The official retail price of the Rolex Air-King Ref 116900 is USD 6,200. Unlike other steel Rolex models – think the Submariner and the Sea-Dweller – it is not hard to find. The flip-side to this of course it is not going to increase in value. In fact, it is more likely it will decline. Even more so when the new version comes out.
Why The Rolex Air-King Offers Great Bang For Your Buck
There’s no question that the design of the Rolex Air-King Ref 116900 is polarising. You either love it. Or you don’t. But put aesthetics aside for a moment and you’re left with a lot of bang for your buck. The watch is anti-magnetic. Like the Milgauss. But costs a lot less. It’s a touch bigger than the Explorer. And shares many of its design attributes. But again, it’s cheaper.
Sure the Air-King is not a true tool watch. And its history is not quite as exciting as some of the other models. But at the same time, it won’t cost you double retail to own one right now. Plus, it looks kind of cool. In a weird, very un-Rolex, retro way. Ideal for those who like to stand apart from the crowd.
Technical Specifications: Rolex Air-King Ref 116900
- Case: Oyster – 40 mm – Oystersteel – monobloc middle case, screw-down case back and winding crown – smooth bezel – waterproof to 100 metres / 330 feet.
- Dial: Black – 18ct gold hour markers at 3-6-9 – Chromalight display with longlasting luminescence on hour markers and hands.

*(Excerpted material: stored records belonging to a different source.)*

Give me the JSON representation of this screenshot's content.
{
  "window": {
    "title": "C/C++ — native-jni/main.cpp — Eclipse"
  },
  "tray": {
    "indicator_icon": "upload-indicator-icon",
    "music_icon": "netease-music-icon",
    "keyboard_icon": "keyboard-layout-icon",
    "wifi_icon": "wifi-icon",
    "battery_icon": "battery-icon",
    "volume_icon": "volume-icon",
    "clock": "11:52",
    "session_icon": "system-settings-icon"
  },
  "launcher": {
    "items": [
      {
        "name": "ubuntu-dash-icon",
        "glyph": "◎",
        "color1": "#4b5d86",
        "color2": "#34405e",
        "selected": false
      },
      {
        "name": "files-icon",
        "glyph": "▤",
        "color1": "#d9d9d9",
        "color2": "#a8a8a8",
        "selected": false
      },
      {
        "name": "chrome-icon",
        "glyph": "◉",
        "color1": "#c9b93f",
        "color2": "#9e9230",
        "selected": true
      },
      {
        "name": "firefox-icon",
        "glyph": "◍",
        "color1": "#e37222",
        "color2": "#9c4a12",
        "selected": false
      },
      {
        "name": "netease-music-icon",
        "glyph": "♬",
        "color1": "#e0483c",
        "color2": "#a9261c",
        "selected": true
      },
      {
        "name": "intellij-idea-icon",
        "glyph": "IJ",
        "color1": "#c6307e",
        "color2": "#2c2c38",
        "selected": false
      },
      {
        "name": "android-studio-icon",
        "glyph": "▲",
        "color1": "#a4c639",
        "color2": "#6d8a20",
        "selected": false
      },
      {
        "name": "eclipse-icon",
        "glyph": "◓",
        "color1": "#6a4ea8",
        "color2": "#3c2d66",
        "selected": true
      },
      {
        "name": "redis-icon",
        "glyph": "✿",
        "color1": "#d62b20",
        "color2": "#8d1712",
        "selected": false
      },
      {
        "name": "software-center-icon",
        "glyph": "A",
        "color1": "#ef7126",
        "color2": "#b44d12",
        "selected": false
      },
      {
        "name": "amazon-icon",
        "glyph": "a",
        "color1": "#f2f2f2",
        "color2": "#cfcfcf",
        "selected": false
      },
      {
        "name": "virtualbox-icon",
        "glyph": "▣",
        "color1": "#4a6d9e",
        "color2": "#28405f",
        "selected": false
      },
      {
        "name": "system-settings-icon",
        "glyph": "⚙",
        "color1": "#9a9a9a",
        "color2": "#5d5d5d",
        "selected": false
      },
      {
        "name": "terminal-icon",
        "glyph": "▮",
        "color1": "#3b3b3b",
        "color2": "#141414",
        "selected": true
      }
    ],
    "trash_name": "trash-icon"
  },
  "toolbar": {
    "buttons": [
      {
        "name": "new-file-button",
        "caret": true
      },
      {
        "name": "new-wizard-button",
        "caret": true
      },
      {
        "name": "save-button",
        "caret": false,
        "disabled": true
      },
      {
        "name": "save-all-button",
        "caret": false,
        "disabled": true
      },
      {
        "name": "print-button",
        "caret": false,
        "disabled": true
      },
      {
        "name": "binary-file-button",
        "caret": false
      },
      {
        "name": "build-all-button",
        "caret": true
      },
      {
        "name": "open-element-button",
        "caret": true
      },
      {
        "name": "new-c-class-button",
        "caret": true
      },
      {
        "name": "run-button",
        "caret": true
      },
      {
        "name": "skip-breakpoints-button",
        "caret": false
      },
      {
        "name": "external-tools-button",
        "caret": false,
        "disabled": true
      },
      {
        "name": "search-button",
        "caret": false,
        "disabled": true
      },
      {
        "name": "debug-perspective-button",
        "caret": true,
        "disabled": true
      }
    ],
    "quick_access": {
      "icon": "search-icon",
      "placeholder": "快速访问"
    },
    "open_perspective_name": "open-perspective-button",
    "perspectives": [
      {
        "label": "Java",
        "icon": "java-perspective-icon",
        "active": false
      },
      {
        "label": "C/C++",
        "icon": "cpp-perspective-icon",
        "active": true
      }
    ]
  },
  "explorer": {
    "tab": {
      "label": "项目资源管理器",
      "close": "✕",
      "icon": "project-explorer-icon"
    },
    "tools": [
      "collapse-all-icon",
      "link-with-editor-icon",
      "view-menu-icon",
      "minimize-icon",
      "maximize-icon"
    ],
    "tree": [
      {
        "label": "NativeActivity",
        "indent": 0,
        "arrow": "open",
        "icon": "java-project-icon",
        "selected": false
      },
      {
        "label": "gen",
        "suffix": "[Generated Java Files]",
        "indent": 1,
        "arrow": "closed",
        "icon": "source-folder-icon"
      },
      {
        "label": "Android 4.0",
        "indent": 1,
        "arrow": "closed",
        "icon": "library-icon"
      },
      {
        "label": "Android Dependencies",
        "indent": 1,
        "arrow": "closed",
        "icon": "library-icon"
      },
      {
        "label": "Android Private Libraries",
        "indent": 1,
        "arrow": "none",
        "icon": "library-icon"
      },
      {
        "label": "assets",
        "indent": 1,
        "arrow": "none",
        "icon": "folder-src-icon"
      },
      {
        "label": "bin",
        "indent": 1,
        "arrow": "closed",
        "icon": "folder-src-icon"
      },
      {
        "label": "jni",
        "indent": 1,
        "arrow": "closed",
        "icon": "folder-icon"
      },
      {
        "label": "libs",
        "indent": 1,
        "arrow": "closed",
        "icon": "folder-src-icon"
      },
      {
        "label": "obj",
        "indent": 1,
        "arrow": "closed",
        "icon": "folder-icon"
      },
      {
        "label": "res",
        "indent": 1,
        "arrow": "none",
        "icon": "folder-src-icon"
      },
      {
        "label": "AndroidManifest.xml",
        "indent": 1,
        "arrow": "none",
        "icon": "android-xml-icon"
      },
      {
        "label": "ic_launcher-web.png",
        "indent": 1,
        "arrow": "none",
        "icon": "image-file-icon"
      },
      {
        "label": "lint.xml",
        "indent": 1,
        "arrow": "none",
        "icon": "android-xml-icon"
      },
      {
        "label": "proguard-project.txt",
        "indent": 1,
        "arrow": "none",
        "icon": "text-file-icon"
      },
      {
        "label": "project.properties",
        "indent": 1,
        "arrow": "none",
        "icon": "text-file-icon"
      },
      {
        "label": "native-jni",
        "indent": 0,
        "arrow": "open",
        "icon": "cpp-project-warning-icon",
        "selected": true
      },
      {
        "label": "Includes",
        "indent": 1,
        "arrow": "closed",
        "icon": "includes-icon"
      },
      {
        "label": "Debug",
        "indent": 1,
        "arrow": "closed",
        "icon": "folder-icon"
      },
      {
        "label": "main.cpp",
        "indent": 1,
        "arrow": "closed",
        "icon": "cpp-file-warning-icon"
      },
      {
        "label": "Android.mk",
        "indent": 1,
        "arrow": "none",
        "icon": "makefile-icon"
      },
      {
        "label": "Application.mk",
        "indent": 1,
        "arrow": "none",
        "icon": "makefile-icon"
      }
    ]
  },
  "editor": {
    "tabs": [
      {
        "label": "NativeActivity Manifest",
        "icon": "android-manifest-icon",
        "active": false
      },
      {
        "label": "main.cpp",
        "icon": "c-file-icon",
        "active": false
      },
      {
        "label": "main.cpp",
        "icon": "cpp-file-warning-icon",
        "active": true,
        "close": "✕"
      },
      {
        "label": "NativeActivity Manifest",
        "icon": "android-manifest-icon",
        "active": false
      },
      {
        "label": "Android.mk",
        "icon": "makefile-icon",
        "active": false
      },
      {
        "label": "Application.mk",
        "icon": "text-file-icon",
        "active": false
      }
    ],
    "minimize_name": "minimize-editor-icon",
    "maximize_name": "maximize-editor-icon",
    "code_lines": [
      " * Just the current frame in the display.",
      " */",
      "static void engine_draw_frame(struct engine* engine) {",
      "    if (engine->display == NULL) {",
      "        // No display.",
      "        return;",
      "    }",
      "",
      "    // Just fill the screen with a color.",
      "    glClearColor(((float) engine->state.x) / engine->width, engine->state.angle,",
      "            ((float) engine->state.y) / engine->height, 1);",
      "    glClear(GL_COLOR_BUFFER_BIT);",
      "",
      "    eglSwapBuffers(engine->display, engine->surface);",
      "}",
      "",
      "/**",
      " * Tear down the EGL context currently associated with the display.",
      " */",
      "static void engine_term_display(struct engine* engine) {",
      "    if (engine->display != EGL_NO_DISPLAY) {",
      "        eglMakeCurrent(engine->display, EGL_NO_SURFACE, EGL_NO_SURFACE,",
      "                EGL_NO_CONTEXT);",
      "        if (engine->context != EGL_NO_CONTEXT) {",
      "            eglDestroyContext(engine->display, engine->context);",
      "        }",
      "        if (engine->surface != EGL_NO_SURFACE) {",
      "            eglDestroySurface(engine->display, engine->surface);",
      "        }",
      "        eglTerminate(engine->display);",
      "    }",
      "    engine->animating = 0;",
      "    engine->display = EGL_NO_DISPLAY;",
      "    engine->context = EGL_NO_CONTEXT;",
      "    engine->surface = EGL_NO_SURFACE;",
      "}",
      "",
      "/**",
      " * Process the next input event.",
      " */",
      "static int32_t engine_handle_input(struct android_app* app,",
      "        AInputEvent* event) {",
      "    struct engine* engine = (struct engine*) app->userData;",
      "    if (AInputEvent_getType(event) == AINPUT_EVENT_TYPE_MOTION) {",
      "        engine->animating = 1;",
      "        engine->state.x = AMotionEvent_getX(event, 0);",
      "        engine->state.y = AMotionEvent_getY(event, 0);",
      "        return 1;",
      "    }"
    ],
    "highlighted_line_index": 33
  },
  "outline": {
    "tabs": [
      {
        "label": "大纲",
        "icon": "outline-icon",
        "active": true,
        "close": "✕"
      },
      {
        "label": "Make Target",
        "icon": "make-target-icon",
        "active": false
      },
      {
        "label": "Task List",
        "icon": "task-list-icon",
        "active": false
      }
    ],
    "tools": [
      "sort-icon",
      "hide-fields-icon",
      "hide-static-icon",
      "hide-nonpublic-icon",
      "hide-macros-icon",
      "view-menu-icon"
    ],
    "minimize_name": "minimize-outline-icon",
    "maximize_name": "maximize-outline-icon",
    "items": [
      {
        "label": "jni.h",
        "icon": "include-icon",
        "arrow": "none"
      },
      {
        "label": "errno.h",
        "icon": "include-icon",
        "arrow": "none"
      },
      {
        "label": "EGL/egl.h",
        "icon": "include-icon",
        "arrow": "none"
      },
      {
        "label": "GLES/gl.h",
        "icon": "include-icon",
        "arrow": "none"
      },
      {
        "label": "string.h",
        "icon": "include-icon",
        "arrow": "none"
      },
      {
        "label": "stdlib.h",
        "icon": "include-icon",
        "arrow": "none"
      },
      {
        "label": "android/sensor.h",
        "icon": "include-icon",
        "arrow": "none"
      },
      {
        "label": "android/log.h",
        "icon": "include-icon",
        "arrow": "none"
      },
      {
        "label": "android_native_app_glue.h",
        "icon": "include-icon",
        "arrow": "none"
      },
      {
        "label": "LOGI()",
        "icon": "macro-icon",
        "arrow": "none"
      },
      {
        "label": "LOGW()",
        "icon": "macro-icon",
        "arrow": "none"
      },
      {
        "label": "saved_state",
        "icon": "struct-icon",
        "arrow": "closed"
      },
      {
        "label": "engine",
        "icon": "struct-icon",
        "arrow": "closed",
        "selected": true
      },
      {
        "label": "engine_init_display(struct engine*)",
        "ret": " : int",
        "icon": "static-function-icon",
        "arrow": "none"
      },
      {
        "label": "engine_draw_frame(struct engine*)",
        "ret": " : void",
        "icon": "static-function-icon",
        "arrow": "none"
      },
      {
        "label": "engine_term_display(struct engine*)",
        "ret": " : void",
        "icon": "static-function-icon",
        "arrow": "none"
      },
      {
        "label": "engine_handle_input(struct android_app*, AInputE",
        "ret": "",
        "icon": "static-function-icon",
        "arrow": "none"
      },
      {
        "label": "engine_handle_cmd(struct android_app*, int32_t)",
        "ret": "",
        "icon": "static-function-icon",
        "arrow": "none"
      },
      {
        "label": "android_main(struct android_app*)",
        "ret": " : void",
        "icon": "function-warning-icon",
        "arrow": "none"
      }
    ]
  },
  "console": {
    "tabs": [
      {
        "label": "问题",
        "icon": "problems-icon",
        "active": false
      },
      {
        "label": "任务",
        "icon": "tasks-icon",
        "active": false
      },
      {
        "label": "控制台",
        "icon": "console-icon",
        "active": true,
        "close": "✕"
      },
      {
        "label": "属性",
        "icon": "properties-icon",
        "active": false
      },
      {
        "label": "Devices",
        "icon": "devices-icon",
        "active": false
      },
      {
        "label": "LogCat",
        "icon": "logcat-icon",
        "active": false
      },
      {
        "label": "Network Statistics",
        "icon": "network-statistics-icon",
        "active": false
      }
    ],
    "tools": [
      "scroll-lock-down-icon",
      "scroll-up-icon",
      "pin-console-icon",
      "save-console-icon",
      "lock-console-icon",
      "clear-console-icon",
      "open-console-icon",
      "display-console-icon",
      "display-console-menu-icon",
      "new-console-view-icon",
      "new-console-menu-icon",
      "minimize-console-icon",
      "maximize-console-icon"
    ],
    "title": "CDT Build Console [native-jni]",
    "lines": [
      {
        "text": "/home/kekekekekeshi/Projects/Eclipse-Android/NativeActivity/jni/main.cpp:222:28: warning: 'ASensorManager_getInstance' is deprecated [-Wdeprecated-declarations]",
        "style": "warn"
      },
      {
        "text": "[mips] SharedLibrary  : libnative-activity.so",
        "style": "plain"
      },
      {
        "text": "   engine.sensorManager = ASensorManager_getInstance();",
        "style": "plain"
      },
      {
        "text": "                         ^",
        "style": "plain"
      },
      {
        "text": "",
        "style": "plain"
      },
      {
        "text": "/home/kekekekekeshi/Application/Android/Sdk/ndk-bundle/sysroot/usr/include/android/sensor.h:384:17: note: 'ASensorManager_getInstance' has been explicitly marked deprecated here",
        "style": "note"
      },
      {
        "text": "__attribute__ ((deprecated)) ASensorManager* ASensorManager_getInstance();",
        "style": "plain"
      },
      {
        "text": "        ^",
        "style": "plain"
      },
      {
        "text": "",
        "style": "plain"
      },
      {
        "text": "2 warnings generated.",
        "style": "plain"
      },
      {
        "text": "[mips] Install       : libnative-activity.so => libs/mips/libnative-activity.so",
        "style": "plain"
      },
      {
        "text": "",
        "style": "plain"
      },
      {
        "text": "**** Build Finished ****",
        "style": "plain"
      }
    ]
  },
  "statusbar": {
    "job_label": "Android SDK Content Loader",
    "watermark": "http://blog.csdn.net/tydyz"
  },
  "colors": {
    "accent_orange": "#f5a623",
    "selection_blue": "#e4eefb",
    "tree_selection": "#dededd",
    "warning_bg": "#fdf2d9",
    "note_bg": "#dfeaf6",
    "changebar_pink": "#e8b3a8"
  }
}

- Movement: Calibre 3131 – bidirectional self-winding via Perpetual rotor – paramagnetic blue Parachrom hairspring – magnetic shield to protect the movement – centre hour, minute and seconds hands – certified as a superlative chronometer.
- Price: USD 6,200.